[EXERCISE DETAILS]
Among the lines below, how many have the word "Server"? The reply is that number alone.

══ RECORDED INFORMATION

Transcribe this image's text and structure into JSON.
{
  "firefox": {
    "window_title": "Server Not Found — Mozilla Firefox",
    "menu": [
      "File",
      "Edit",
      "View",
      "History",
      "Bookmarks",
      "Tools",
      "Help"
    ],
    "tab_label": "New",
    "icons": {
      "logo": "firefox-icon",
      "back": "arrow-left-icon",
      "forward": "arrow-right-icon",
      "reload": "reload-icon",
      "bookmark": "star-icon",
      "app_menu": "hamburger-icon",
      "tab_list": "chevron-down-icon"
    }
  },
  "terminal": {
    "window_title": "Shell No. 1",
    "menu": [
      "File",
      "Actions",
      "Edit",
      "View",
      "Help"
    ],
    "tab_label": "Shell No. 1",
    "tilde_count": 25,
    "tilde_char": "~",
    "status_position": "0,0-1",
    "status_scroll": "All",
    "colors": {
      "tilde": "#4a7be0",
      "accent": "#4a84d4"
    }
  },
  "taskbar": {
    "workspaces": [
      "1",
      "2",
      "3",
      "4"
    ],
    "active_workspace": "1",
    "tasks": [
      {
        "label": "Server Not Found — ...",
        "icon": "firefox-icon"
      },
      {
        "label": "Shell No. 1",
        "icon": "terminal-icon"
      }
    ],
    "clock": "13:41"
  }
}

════

[SOLUTION TO THE PROBLEM]
2